(Component data from apps and pages)

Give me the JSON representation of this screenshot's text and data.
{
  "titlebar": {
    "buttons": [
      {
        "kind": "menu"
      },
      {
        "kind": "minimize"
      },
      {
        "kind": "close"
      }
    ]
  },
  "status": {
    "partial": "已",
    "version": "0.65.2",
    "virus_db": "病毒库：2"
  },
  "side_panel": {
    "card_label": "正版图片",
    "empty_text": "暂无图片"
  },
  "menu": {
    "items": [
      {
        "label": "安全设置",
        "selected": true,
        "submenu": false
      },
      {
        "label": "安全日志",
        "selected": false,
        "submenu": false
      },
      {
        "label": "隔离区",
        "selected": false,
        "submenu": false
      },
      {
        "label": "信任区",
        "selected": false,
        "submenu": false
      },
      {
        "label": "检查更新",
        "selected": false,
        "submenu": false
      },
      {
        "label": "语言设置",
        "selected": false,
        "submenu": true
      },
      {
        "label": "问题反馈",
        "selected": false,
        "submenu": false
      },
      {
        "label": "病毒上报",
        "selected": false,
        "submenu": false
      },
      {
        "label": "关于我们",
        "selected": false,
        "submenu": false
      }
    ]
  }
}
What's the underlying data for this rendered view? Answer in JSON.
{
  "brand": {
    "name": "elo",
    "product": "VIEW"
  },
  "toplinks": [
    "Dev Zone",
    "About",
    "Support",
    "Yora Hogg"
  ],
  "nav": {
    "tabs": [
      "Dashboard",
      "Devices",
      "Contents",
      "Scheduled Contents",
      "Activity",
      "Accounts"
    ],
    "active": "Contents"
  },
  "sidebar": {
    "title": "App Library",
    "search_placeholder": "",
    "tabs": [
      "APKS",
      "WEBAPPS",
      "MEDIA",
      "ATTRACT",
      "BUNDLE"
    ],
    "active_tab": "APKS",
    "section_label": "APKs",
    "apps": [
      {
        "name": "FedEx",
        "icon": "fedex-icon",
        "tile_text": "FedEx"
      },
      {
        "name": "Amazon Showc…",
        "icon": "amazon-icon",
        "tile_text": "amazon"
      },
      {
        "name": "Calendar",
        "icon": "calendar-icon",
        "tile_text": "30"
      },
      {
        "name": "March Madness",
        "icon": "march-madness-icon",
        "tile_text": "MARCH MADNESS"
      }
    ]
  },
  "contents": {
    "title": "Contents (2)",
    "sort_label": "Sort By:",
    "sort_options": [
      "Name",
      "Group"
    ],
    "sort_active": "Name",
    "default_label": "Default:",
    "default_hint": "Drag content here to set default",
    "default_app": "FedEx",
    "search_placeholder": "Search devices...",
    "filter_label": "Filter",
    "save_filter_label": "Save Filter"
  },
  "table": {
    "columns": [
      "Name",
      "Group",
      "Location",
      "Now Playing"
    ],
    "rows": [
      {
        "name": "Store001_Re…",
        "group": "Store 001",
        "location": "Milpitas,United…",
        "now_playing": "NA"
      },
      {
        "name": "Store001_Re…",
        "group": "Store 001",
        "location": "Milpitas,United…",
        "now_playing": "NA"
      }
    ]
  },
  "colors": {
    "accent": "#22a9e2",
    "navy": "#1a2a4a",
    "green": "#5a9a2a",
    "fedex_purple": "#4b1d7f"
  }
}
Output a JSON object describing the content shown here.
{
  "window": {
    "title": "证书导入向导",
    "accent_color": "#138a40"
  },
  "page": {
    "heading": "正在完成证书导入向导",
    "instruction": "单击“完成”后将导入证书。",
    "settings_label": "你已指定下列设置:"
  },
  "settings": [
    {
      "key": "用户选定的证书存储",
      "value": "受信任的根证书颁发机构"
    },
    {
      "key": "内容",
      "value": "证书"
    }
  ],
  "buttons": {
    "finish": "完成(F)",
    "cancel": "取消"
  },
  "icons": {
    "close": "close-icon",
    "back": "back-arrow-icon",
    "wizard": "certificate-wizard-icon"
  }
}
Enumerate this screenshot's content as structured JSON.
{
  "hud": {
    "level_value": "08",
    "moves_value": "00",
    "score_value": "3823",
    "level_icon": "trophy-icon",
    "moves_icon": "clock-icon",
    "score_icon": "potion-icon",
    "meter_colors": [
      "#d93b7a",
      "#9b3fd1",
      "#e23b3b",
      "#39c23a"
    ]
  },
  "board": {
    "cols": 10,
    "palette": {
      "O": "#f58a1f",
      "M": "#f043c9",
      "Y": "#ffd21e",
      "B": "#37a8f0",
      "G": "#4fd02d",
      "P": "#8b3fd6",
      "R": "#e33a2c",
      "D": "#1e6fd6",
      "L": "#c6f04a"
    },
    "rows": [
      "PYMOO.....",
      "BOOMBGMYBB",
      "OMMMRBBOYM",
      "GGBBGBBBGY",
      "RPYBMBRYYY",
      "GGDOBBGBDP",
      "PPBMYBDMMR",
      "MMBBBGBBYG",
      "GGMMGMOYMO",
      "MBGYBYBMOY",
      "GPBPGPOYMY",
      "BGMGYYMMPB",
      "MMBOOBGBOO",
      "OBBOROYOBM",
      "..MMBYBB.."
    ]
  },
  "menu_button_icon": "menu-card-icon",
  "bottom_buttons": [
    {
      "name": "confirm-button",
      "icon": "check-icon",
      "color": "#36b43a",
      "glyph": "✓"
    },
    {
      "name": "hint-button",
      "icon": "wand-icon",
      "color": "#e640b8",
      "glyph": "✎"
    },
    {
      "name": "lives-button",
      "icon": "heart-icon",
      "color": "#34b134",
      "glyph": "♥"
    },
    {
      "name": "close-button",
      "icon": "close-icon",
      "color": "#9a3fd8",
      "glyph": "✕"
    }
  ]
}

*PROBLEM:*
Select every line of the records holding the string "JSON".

*RESPONSE:*
Give me the JSON representation of this screenshot's text and data.
What's the underlying data for this rendered view? Answer in JSON.
Output a JSON object describing the content shown here.
Enumerate this screenshot's content as structured JSON.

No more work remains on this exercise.